## Problem to work on
Once the pictures are set aside, reproduce the entries below exactly.

^^^^

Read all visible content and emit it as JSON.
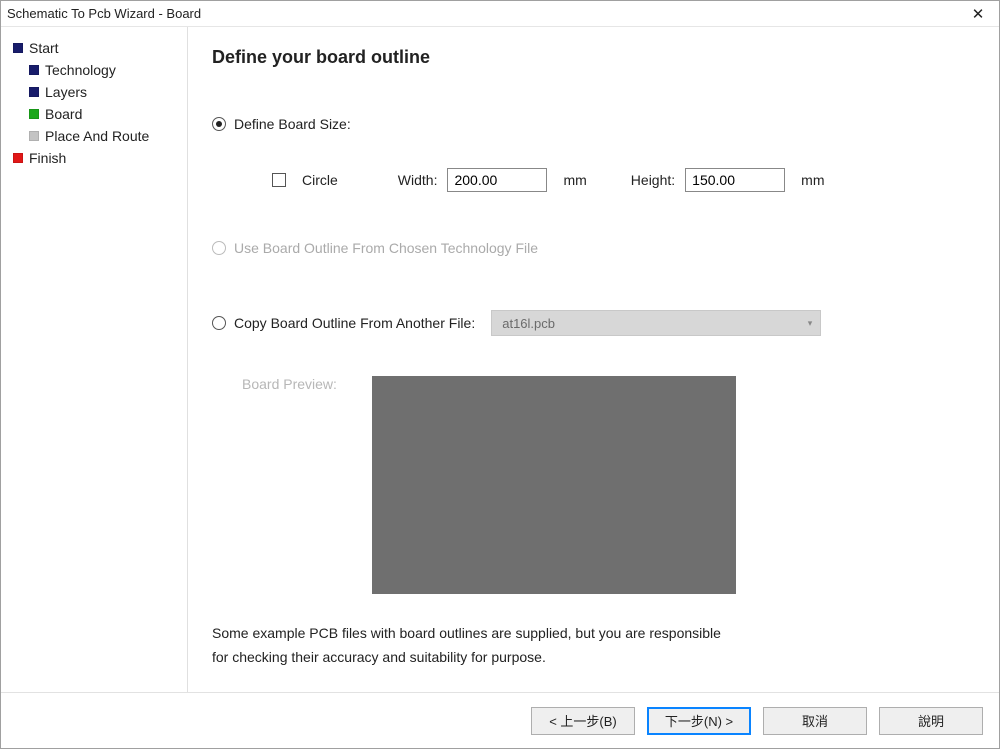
{
  "window": {
    "title": "Schematic To Pcb Wizard - Board"
  },
  "sidebar": {
    "items": [
      {
        "label": "Start",
        "square": "navy",
        "level": 1
      },
      {
        "label": "Technology",
        "square": "navy",
        "level": 2
      },
      {
        "label": "Layers",
        "square": "navy",
        "level": 2
      },
      {
        "label": "Board",
        "square": "green",
        "level": 2
      },
      {
        "label": "Place And Route",
        "square": "gray",
        "level": 2
      },
      {
        "label": "Finish",
        "square": "red",
        "level": 1
      }
    ]
  },
  "main": {
    "heading": "Define your board outline",
    "opt_define_size": "Define Board Size:",
    "circle_label": "Circle",
    "width_label": "Width:",
    "width_value": "200.00",
    "width_unit": "mm",
    "height_label": "Height:",
    "height_value": "150.00",
    "height_unit": "mm",
    "opt_use_tech": "Use Board Outline From Chosen Technology File",
    "opt_copy_file": "Copy Board Outline From Another File:",
    "copy_file_value": "at16l.pcb",
    "preview_label": "Board Preview:",
    "hint": "Some example PCB files with board outlines are supplied, but you are responsible for checking their accuracy and suitability for purpose."
  },
  "footer": {
    "back": "< 上一步(B)",
    "next": "下一步(N) >",
    "cancel": "取消",
    "help": "說明"
  }
}
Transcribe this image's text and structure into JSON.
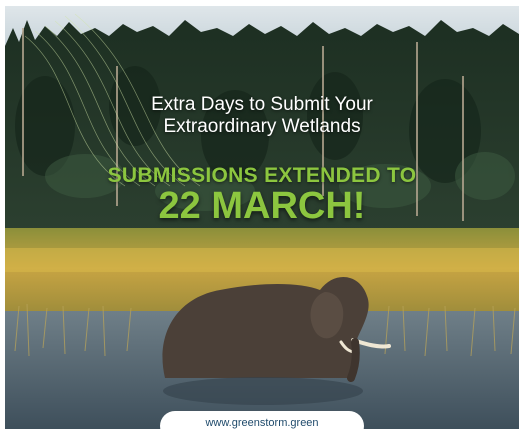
{
  "headline": {
    "line1": "Extra Days to Submit Your",
    "line2": "Extraordinary Wetlands"
  },
  "announcement": {
    "kicker": "SUBMISSIONS EXTENDED TO",
    "date": "22 MARCH!"
  },
  "footer": {
    "url": "www.greenstorm.green"
  },
  "colors": {
    "accent_green": "#8cc63f",
    "sky": "#c9d8df",
    "forest": "#1f3324",
    "grass": "#c6a443",
    "water": "#5a6f7c",
    "url_text": "#1f4a6b"
  }
}
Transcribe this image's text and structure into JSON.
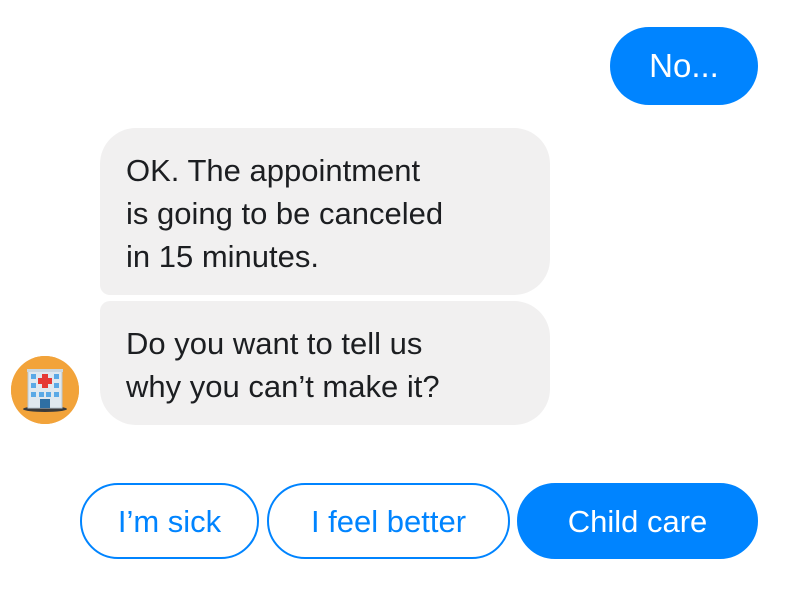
{
  "messages": [
    {
      "sender": "user",
      "text": "No..."
    },
    {
      "sender": "bot",
      "text": "OK. The appointment\nis going to be canceled\nin 15 minutes."
    },
    {
      "sender": "bot",
      "text": "Do you want to tell us\nwhy you can’t make it?"
    }
  ],
  "bot": {
    "avatar_icon": "hospital-icon",
    "avatar_color": "#f2a33a"
  },
  "quick_replies": [
    {
      "label": "I’m sick",
      "style": "outline"
    },
    {
      "label": "I feel better",
      "style": "outline"
    },
    {
      "label": "Child care",
      "style": "filled"
    }
  ],
  "colors": {
    "accent": "#0084ff",
    "bot_bubble": "#f1f0f0",
    "bot_text": "#1c1e21"
  }
}
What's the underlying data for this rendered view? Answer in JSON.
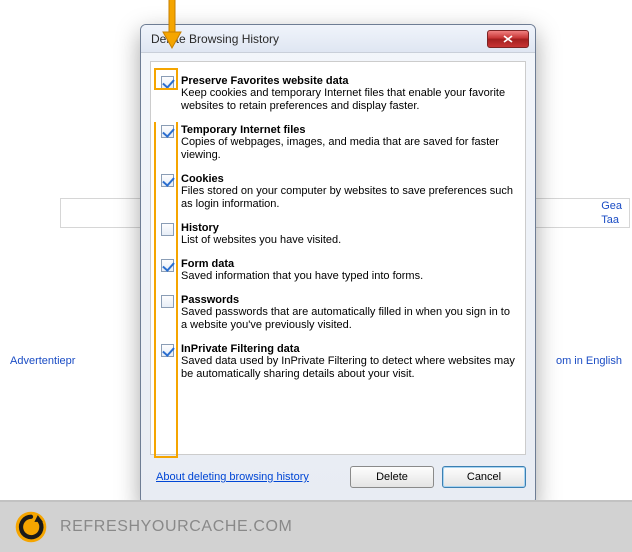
{
  "dialog": {
    "title": "Delete Browsing History",
    "options": [
      {
        "checked": true,
        "title": "Preserve Favorites website data",
        "desc": "Keep cookies and temporary Internet files that enable your favorite websites to retain preferences and display faster."
      },
      {
        "checked": true,
        "title": "Temporary Internet files",
        "desc": "Copies of webpages, images, and media that are saved for faster viewing."
      },
      {
        "checked": true,
        "title": "Cookies",
        "desc": "Files stored on your computer by websites to save preferences such as login information."
      },
      {
        "checked": false,
        "title": "History",
        "desc": "List of websites you have visited."
      },
      {
        "checked": true,
        "title": "Form data",
        "desc": "Saved information that you have typed into forms."
      },
      {
        "checked": false,
        "title": "Passwords",
        "desc": "Saved passwords that are automatically filled in when you sign in to a website you've previously visited."
      },
      {
        "checked": true,
        "title": "InPrivate Filtering data",
        "desc": "Saved data used by InPrivate Filtering to detect where websites may be automatically sharing details about your visit."
      }
    ],
    "help_link": "About deleting browsing history",
    "delete_label": "Delete",
    "cancel_label": "Cancel"
  },
  "background": {
    "right_links": "Gea\nTaa",
    "left_link": "Advertentiepr",
    "right_link2": "om in English"
  },
  "footer": {
    "text": "REFRESHYOURCACHE.COM"
  }
}
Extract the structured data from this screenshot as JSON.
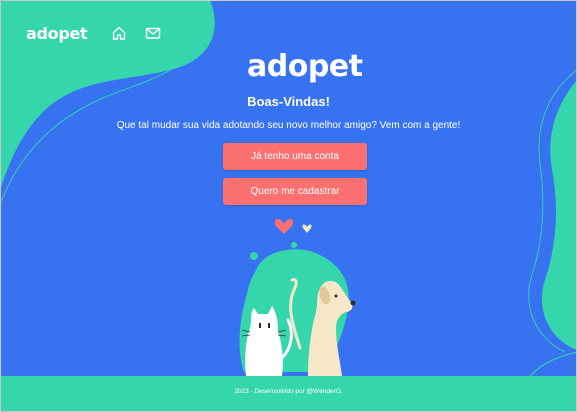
{
  "header": {
    "logo_text": "adopet",
    "nav": [
      {
        "icon": "home-icon"
      },
      {
        "icon": "mail-icon"
      }
    ]
  },
  "main": {
    "logo_text": "adopet",
    "title": "Boas-Vindas!",
    "subtitle": "Que tal mudar sua vida adotando seu novo melhor amigo? Vem com a gente!",
    "login_label": "Já tenho uma conta",
    "register_label": "Quero me cadastrar"
  },
  "footer": {
    "text": "2023 - Desenvolvido por @WenderG."
  },
  "colors": {
    "background": "#3772f0",
    "accent_green": "#36d6ad",
    "button": "#fc7071",
    "text": "#ffffff",
    "cream": "#f6e7c8"
  }
}
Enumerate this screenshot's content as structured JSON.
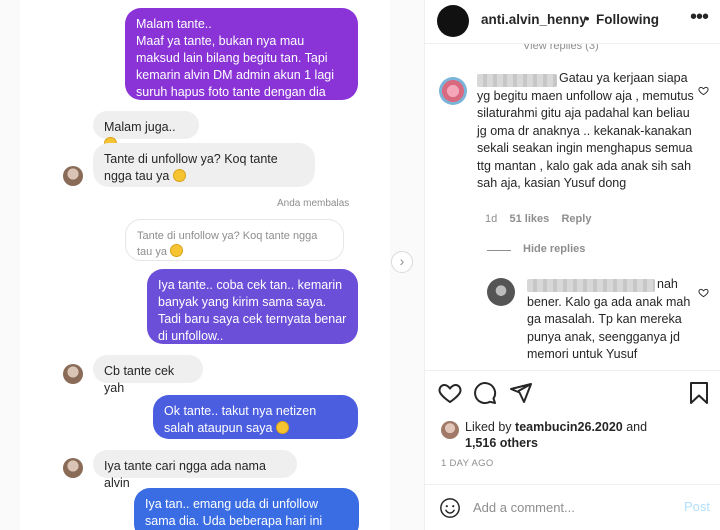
{
  "chat": {
    "messages": [
      {
        "type": "out",
        "text": "Malam tante..\nMaaf ya tante, bukan nya mau maksud lain bilang begitu tan. Tapi kemarin alvin DM admin akun 1 lagi suruh hapus foto tante dengan dia juga tan..",
        "color": "#8a33d6"
      },
      {
        "type": "in",
        "text": "Malam juga.."
      },
      {
        "type": "in",
        "text": "Tante di unfollow ya? Koq tante ngga tau ya"
      },
      {
        "type": "meta",
        "text": "Anda membalas"
      },
      {
        "type": "quote",
        "text": "Tante di unfollow ya? Koq tante ngga tau ya"
      },
      {
        "type": "out",
        "text": "Iya tante.. coba cek tan.. kemarin banyak yang kirim sama saya. Tadi baru saya cek ternyata benar di unfollow..",
        "color": "#6b4fd8"
      },
      {
        "type": "in",
        "text": "Cb tante cek yah"
      },
      {
        "type": "out",
        "text": "Ok tante.. takut nya netizen salah ataupun saya",
        "color": "#4b5ee0"
      },
      {
        "type": "in",
        "text": "Iya tante cari ngga ada nama alvin"
      },
      {
        "type": "out",
        "text": "Iya tan.. emang uda di unfollow sama dia. Uda beberapa hari ini netizen",
        "color": "#3a6de3"
      }
    ]
  },
  "post": {
    "username": "anti.alvin_henny",
    "separator": "•",
    "follow_status": "Following",
    "more_icon": "more-icon",
    "view_replies": "View replies (3)",
    "comment1": {
      "text": "Gatau ya kerjaan siapa yg begitu maen unfollow aja , memutus silaturahmi gitu aja padahal kan beliau jg oma dr anaknya .. kekanak-kanakan sekali seakan ingin menghapus semua ttg mantan , kalo gak ada anak sih sah sah aja, kasian Yusuf dong",
      "age": "1d",
      "likes": "51 likes",
      "reply": "Reply"
    },
    "hide_replies": "Hide replies",
    "reply1": {
      "text": "nah bener. Kalo ga ada anak mah ga masalah. Tp kan mereka punya anak, seengganya jd memori untuk Yusuf"
    },
    "liked_by_prefix": "Liked by",
    "liked_by_user": "teambucin26.2020",
    "liked_by_and": "and",
    "liked_by_others": "1,516 others",
    "time_ago": "1 DAY AGO",
    "add_comment_placeholder": "Add a comment...",
    "post_label": "Post"
  },
  "colors": {
    "accent": "#0095f6",
    "post_disabled": "#b2dffc",
    "muted": "#8e8e8e"
  }
}
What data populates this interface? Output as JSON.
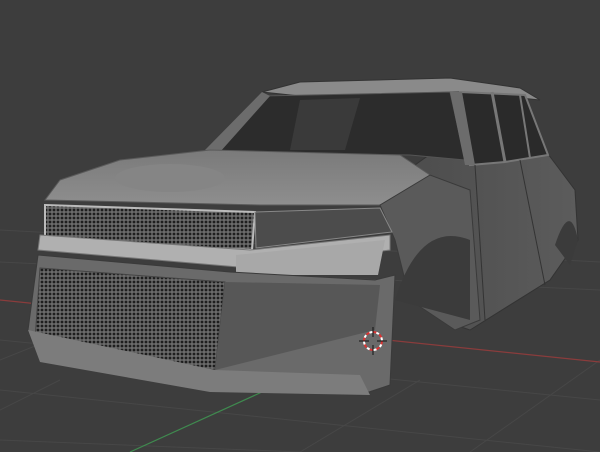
{
  "viewport": {
    "background": "#3d3d3d",
    "grid_color": "#474747",
    "x_axis_color": "#9a3a3a",
    "y_axis_color": "#3f8a4f"
  },
  "model": {
    "body_color": "#5e5e5e",
    "highlight_color": "#a9a9a9",
    "glass_color": "#2a2a2a",
    "grille_color": "#262626"
  },
  "cursor": {
    "icon": "3d-cursor-icon"
  }
}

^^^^

## Answer box
Read all visible content and emit it as JSON.
{
  "window": {
    "title": "Schematic To Pcb Wizard - Board"
  },
  "sidebar": {
    "items": [
      {
        "label": "Start",
        "square": "navy",
        "level": 1
      },
      {
        "label": "Technology",
        "square": "navy",
        "level": 2
      },
      {
        "label": "Layers",
        "square": "navy",
        "level": 2
      },
      {
        "label": "Board",
        "square": "green",
        "level": 2
      },
      {
        "label": "Place And Route",
        "square": "gray",
        "level": 2
      },
      {
        "label": "Finish",
        "square": "red",
        "level": 1
      }
    ]
  },
  "main": {
    "heading": "Define your board outline",
    "opt_define_size": "Define Board Size:",
    "circle_label": "Circle",
    "width_label": "Width:",
    "width_value": "200.00",
    "width_unit": "mm",
    "height_label": "Height:",
    "height_value": "150.00",
    "height_unit": "mm",
    "opt_use_tech": "Use Board Outline From Chosen Technology File",
    "opt_copy_file": "Copy Board Outline From Another File:",
    "copy_file_value": "at16l.pcb",
    "preview_label": "Board Preview:",
    "hint": "Some example PCB files with board outlines are supplied, but you are responsible for checking their accuracy and suitability for purpose."
  },
  "footer": {
    "back": "< 上一步(B)",
    "next": "下一步(N) >",
    "cancel": "取消",
    "help": "說明"
  }
}
Transcribe this image's text and structure into JSON.
{
  "headline": {
    "line1": "Extra Days to Submit Your",
    "line2": "Extraordinary Wetlands"
  },
  "announcement": {
    "kicker": "SUBMISSIONS EXTENDED TO",
    "date": "22 MARCH!"
  },
  "footer": {
    "url": "www.greenstorm.green"
  },
  "colors": {
    "accent_green": "#8cc63f",
    "sky": "#c9d8df",
    "forest": "#1f3324",
    "grass": "#c6a443",
    "water": "#5a6f7c",
    "url_text": "#1f4a6b"
  }
}
Transcribe this image's text and structure into JSON.
{
  "messages": [
    {
      "sender": "user",
      "text": "No..."
    },
    {
      "sender": "bot",
      "text": "OK. The appointment\nis going to be canceled\nin 15 minutes."
    },
    {
      "sender": "bot",
      "text": "Do you want to tell us\nwhy you can’t make it?"
    }
  ],
  "bot": {
    "avatar_icon": "hospital-icon",
    "avatar_color": "#f2a33a"
  },
  "quick_replies": [
    {
      "label": "I’m sick",
      "style": "outline"
    },
    {
      "label": "I feel better",
      "style": "outline"
    },
    {
      "label": "Child care",
      "style": "filled"
    }
  ],
  "colors": {
    "accent": "#0084ff",
    "bot_bubble": "#f1f0f0",
    "bot_text": "#1c1e21"
  }
}
What's the underlying data for this rendered view? Answer in JSON.
{
  "dialog": {
    "title": "Delete Browsing History",
    "options": [
      {
        "checked": true,
        "title": "Preserve Favorites website data",
        "desc": "Keep cookies and temporary Internet files that enable your favorite websites to retain preferences and display faster."
      },
      {
        "checked": true,
        "title": "Temporary Internet files",
        "desc": "Copies of webpages, images, and media that are saved for faster viewing."
      },
      {
        "checked": true,
        "title": "Cookies",
        "desc": "Files stored on your computer by websites to save preferences such as login information."
      },
      {
        "checked": false,
        "title": "History",
        "desc": "List of websites you have visited."
      },
      {
        "checked": true,
        "title": "Form data",
        "desc": "Saved information that you have typed into forms."
      },
      {
        "checked": false,
        "title": "Passwords",
        "desc": "Saved passwords that are automatically filled in when you sign in to a website you've previously visited."
      },
      {
        "checked": true,
        "title": "InPrivate Filtering data",
        "desc": "Saved data used by InPrivate Filtering to detect where websites may be automatically sharing details about your visit."
      }
    ],
    "help_link": "About deleting browsing history",
    "delete_label": "Delete",
    "cancel_label": "Cancel"
  },
  "background": {
    "right_links": "Gea\nTaa",
    "left_link": "Advertentiepr",
    "right_link2": "om in English"
  },
  "footer": {
    "text": "REFRESHYOURCACHE.COM"
  }
}
Extract the structured data from this screenshot as JSON.
{
  "header": {
    "logo_text": "adopet",
    "nav": [
      {
        "icon": "home-icon"
      },
      {
        "icon": "mail-icon"
      }
    ]
  },
  "main": {
    "logo_text": "adopet",
    "title": "Boas-Vindas!",
    "subtitle": "Que tal mudar sua vida adotando seu novo melhor amigo? Vem com a gente!",
    "login_label": "Já tenho uma conta",
    "register_label": "Quero me cadastrar"
  },
  "footer": {
    "text": "2023 - Desenvolvido por @WenderG."
  },
  "colors": {
    "background": "#3772f0",
    "accent_green": "#36d6ad",
    "button": "#fc7071",
    "text": "#ffffff",
    "cream": "#f6e7c8"
  }
}
Enumerate this screenshot's content as structured JSON.
{
  "chat": {
    "messages": [
      {
        "type": "out",
        "text": "Malam tante..\nMaaf ya tante, bukan nya mau maksud lain bilang begitu tan. Tapi kemarin alvin DM admin akun 1 lagi suruh hapus foto tante dengan dia juga tan..",
        "color": "#8a33d6"
      },
      {
        "type": "in",
        "text": "Malam juga.."
      },
      {
        "type": "in",
        "text": "Tante di unfollow ya? Koq tante ngga tau ya"
      },
      {
        "type": "meta",
        "text": "Anda membalas"
      },
      {
        "type": "quote",
        "text": "Tante di unfollow ya? Koq tante ngga tau ya"
      },
      {
        "type": "out",
        "text": "Iya tante.. coba cek tan.. kemarin banyak yang kirim sama saya. Tadi baru saya cek ternyata benar di unfollow..",
        "color": "#6b4fd8"
      },
      {
        "type": "in",
        "text": "Cb tante cek yah"
      },
      {
        "type": "out",
        "text": "Ok tante.. takut nya netizen salah ataupun saya",
        "color": "#4b5ee0"
      },
      {
        "type": "in",
        "text": "Iya tante cari ngga ada nama alvin"
      },
      {
        "type": "out",
        "text": "Iya tan.. emang uda di unfollow sama dia. Uda beberapa hari ini netizen",
        "color": "#3a6de3"
      }
    ]
  },
  "post": {
    "username": "anti.alvin_henny",
    "separator": "•",
    "follow_status": "Following",
    "more_icon": "more-icon",
    "view_replies": "View replies (3)",
    "comment1": {
      "text": "Gatau ya kerjaan siapa yg begitu maen unfollow aja , memutus silaturahmi gitu aja padahal kan beliau jg oma dr anaknya .. kekanak-kanakan sekali seakan ingin menghapus semua ttg mantan , kalo gak ada anak sih sah sah aja, kasian Yusuf dong",
      "age": "1d",
      "likes": "51 likes",
      "reply": "Reply"
    },
    "hide_replies": "Hide replies",
    "reply1": {
      "text": "nah bener. Kalo ga ada anak mah ga masalah. Tp kan mereka punya anak, seengganya jd memori untuk Yusuf"
    },
    "liked_by_prefix": "Liked by",
    "liked_by_user": "teambucin26.2020",
    "liked_by_and": "and",
    "liked_by_others": "1,516 others",
    "time_ago": "1 DAY AGO",
    "add_comment_placeholder": "Add a comment...",
    "post_label": "Post"
  },
  "colors": {
    "accent": "#0095f6",
    "post_disabled": "#b2dffc",
    "muted": "#8e8e8e"
  }
}
What data populates this interface? Output as JSON.
{
  "viewport": {
    "background": "#3d3d3d",
    "grid_color": "#474747",
    "x_axis_color": "#9a3a3a",
    "y_axis_color": "#3f8a4f"
  },
  "model": {
    "body_color": "#5e5e5e",
    "highlight_color": "#a9a9a9",
    "glass_color": "#2a2a2a",
    "grille_color": "#262626"
  },
  "cursor": {
    "icon": "3d-cursor-icon"
  }
}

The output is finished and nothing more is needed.